Redmond (WA) – The general manager for Microsoft’s Internet Explorer, Dean Hachamovitch, revealed in a surprise blog post that Microsoft will not release the final version of Internet Explorer during the remaining six weeks of the year. Instead the company now plans on providing a release candidate, which will close the beta period and behave like the final product, Hachamovitch executive said. The reason? To look at all the feedback that has been provided so far. But there may be an unknown variable as well.
Microsoft’s Internet Explorer is increasingly under pressure from rivals such as Firefox and Safari, which are consistently gaining ground on the dominant browser on the Internet. In a time where IE market share seems to breaking away every week, we learn that IE8 will not, as widely anticipated, launch in 2008, but in Q1 2009 at the earliest.
Hachamovitch’s post does not provide a clear idea why the browser may have been delayed, but he noted that Microsoft was not able to deliver IE8 without the information that was provided by “over 20 million IE sessions and hundreds of hours of usability lab sessions”, “thousands of threads from user forums” and “hundreds of hours listening and answering questions in meetings with partners and other important organizations.”
Following feedback the company received during the IE7 release, Hachamovitch said he wanted to be clear about the plan for IE8 and wrote:
“We will release one more public update of IE8 in the first quarter of 2009, and then follow that up with the final release. Our next public release of IE (typically called a “release candidate”) indicates the end of the beta period. We want the technical community of people and organizations interested in web browsers to take this update as a strong signal that IE8 is effectively complete and done. They should expect the final product to behave as this update does.”

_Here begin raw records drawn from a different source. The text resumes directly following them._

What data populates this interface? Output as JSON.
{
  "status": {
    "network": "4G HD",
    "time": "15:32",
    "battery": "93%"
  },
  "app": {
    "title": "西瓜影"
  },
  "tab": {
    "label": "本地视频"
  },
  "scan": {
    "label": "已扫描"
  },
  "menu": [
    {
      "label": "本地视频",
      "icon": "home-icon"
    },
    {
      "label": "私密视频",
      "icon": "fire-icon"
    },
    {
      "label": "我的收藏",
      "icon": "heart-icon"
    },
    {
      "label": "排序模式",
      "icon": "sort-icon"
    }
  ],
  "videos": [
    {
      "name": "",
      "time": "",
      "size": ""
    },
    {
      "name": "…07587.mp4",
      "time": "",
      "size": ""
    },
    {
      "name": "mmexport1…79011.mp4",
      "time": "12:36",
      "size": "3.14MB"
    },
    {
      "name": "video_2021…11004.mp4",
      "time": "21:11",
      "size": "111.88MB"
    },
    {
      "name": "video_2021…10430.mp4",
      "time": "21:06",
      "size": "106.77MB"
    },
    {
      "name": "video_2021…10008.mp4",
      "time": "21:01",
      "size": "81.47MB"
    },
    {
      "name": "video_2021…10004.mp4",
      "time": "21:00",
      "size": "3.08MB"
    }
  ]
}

Microsoft will still take note of critical issues (“issues impacting robustness, security, backwards compatibility, or completeness with respect to planned standards work”), but it appears that IE8 RC1 will be feature complete and represent the software users can expect in the final release. The feedback to Microsoft will also determine the final release date of IE8.
TG Daily’s take
Whether the apparent delay is a good or bad decision remains to be seen, but we believe that Microsoft in fact has a good reason for taking another look at its next-gen browser.
Since the release of the first IE8 beta, the browser market has taken a dramatic turn and somewhat outmaneuvered Microsoft’s strategy. While Microsoft promised to be more standard-compliant than ever before, the browser has not reflected that promise in the Acid3 test so far. Also, Microsoft decided to add two more proprietary features, web slices and activities, which very few may have really use for.
In the meantime, a browser speed race – that quite apparently caught Microsoft on the wrong foot – has developed between Google Chrome, Apple’s Safari and Firefox. While Chrome and Safari are insignificant to the browser market as a whole at this time (according to Net Applications at 0.7% and 6% share, respectively), Firefox is accelerating its pace at the expense of IE.
Daily browser market share data provided by Net Applications suggests that, if nothing earth shattering happens in the remaining days of November, that Firefox will post its first 20%+ market share for this month. Daily market share estimates for Firefox range between 19.7% and 21.9% at this time – a record level for the Mozilla software.
Microsoft’s Internet Explorer is likely to see another decline in November. IE’s market share swings are much greater than those of Firefox: The posted share has been between 64% and 74% in November, according to Net Applications. Those declines can be mainly attributed to the use of Internet Explorer 6 in business environments. While the browser is still listed with a market share of up to 24% during the week, its share drops consistently over the weekend – to as low as 16%. IE8 Beta, by the way, currently hovers around 0.7% – 0.8% market share, according to Net Applications’ charts.
IE6 may pose the greatest threat to Microsoft’s browser market share dominance. When those systems enter upgrade cycles and if Mozilla or any other browser manufacturer can convince businesses to adapt their browsers, Microsoft could be facing a landslide loss and may be in danger of dropping below the 50% mark in the browser market. If we look at what really counts in business environments – security and productivity – then Microsoft is at a clear disadvantage right now. IE8 is in no position to effectively compete with Firefox at this time.
From this perspective, Microsoft may actually have all the reasons to delay IE8 for a few weeks and take a closer look at the browser’s competitiveness.